Congress has been debating giving disaster relief to fishermen in the wake of Hurricane Sandy . This idea of 'fish aid' reminds us of Farm Aid, a movement that helped place the family farmer at the center of our collective awareness. Farm Aid set out to save independent farmers in response to the decline of the small American farm. In contrast, the rallying call of sustainable seafood has been around saving our oceans. While there's no questioning the importance of protecting our natural resources, it's not just about the fish. The family fisherman deserves an equally honored seat at the table of the sustainable seafood movement.
It's time to start applying the concept of 'know thy farmer' to the way we source our fish. So how do we apply the lessons learned from the farm-to-table movement to a new 'sea-to-table' standard?
Respect fishing cultures
Fishing is more than a business for our Maine fisherman friend Terry Alexander. 'It's a way of life for us,' he explains. Too often we forget that real people and communities depend on our oceans. Once we recognize that a fishery is as integral to our cultural fabric as is a farm, we can start bringing a wider audience into the dialogue.
If we want to get serious about having wild fish for future generations, we need to work with fishermen, not blame them for the problem. That might mean providing disaster relief in times of need, or providing tools that make fishermen more profitable. The Gulf of Maine Research Institute works directly with fishermen to develop sustainable and efficient fishing gear. It's a great example of engaging fishermen in solutions.
Fight the system
Just as CAFOs, industrial agriculture, and genetically engineered crops uphold a system that destroys the livelihood of independent family farmers, we have to be aware of similar threats to family fishermen.
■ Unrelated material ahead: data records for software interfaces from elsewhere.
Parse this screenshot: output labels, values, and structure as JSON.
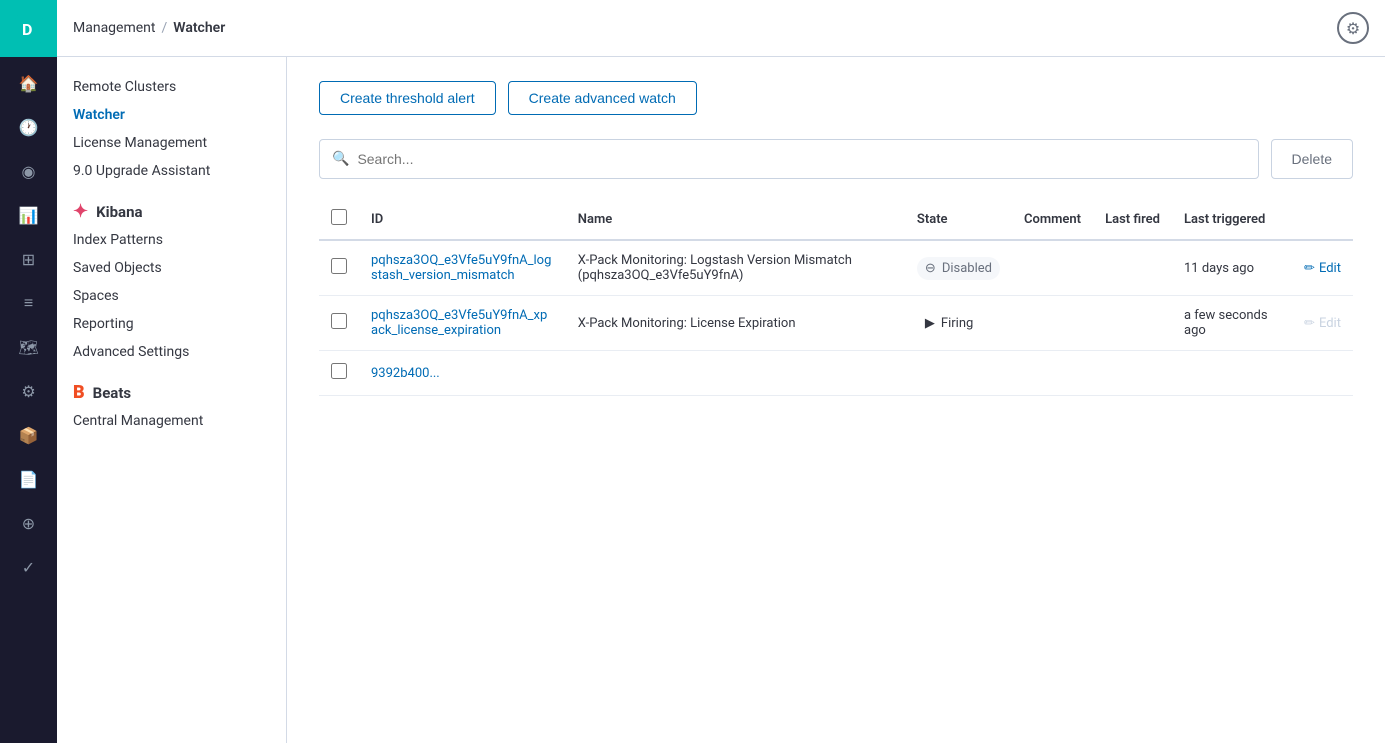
{
  "app": {
    "logo_letter": "D",
    "logo_bg": "#00bfb3"
  },
  "topbar": {
    "breadcrumb_parent": "Management",
    "breadcrumb_sep": "/",
    "breadcrumb_current": "Watcher",
    "user_icon_label": "user-settings"
  },
  "sidebar": {
    "sections": [
      {
        "id": "management",
        "items": [
          {
            "id": "remote-clusters",
            "label": "Remote Clusters",
            "active": false
          },
          {
            "id": "watcher",
            "label": "Watcher",
            "active": true
          },
          {
            "id": "license-management",
            "label": "License Management",
            "active": false
          },
          {
            "id": "upgrade-assistant",
            "label": "9.0 Upgrade Assistant",
            "active": false
          }
        ]
      },
      {
        "id": "kibana",
        "title": "Kibana",
        "icon_type": "kibana",
        "items": [
          {
            "id": "index-patterns",
            "label": "Index Patterns",
            "active": false
          },
          {
            "id": "saved-objects",
            "label": "Saved Objects",
            "active": false
          },
          {
            "id": "spaces",
            "label": "Spaces",
            "active": false
          },
          {
            "id": "reporting",
            "label": "Reporting",
            "active": false
          },
          {
            "id": "advanced-settings",
            "label": "Advanced Settings",
            "active": false
          }
        ]
      },
      {
        "id": "beats",
        "title": "Beats",
        "icon_type": "beats",
        "items": [
          {
            "id": "central-management",
            "label": "Central Management",
            "active": false
          }
        ]
      }
    ]
  },
  "main": {
    "buttons": {
      "create_threshold": "Create threshold alert",
      "create_advanced": "Create advanced watch"
    },
    "search": {
      "placeholder": "Search...",
      "delete_label": "Delete"
    },
    "table": {
      "columns": [
        "",
        "ID",
        "Name",
        "State",
        "Comment",
        "Last fired",
        "Last triggered",
        ""
      ],
      "rows": [
        {
          "id": "pqhsza3OQ_e3Vfe5uY9fnA_logstash_version_mismatch",
          "name": "X-Pack Monitoring: Logstash Version Mismatch (pqhsza3OQ_e3Vfe5uY9fnA)",
          "state": "Disabled",
          "state_type": "disabled",
          "comment": "",
          "last_fired": "",
          "last_triggered": "11 days ago",
          "edit_label": "Edit",
          "edit_enabled": true
        },
        {
          "id": "pqhsza3OQ_e3Vfe5uY9fnA_xpack_license_expiration",
          "name": "X-Pack Monitoring: License Expiration",
          "state": "Firing",
          "state_type": "firing",
          "comment": "",
          "last_fired": "",
          "last_triggered": "a few seconds ago",
          "edit_label": "Edit",
          "edit_enabled": false
        },
        {
          "id": "9392b400...",
          "name": "",
          "state": "",
          "state_type": "",
          "comment": "",
          "last_fired": "",
          "last_triggered": "",
          "edit_label": "",
          "edit_enabled": false
        }
      ]
    }
  },
  "icons": {
    "search": "🔍",
    "kibana_k": "K",
    "beats_b": "B",
    "disabled_icon": "⊖",
    "firing_icon": "▶",
    "edit_pencil": "✏",
    "clock": "🕐",
    "home": "⌂",
    "compass": "◎",
    "chart": "📊",
    "grid": "⊞",
    "list": "☰",
    "pin": "📍",
    "puzzle": "⚙",
    "box": "□",
    "star": "★",
    "gear": "⚙",
    "user": "👤"
  }
}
Factory fishing vessels, GMO salmon and industrial aquaculture are threats to traditional fishing communities, and we need to stand against them.
Certification isn't enough
Organic certification was crucial for raising consumer awareness, but it was only one piece of the puzzle. Organic food has become a mass-market industry, and many small farmers who practice truly sustainable farming cannot afford to be certified organic. It's the same with seafood. MSC certification is a good thing, but we have to move beyond the label and understand who the producer is.
As our friend Barton Seaver puts it, "Without fishermen, there is no seafood." We should take pride in knowing about who caught our fish the same way we boast about who grew our veggies -a better food system depends on it.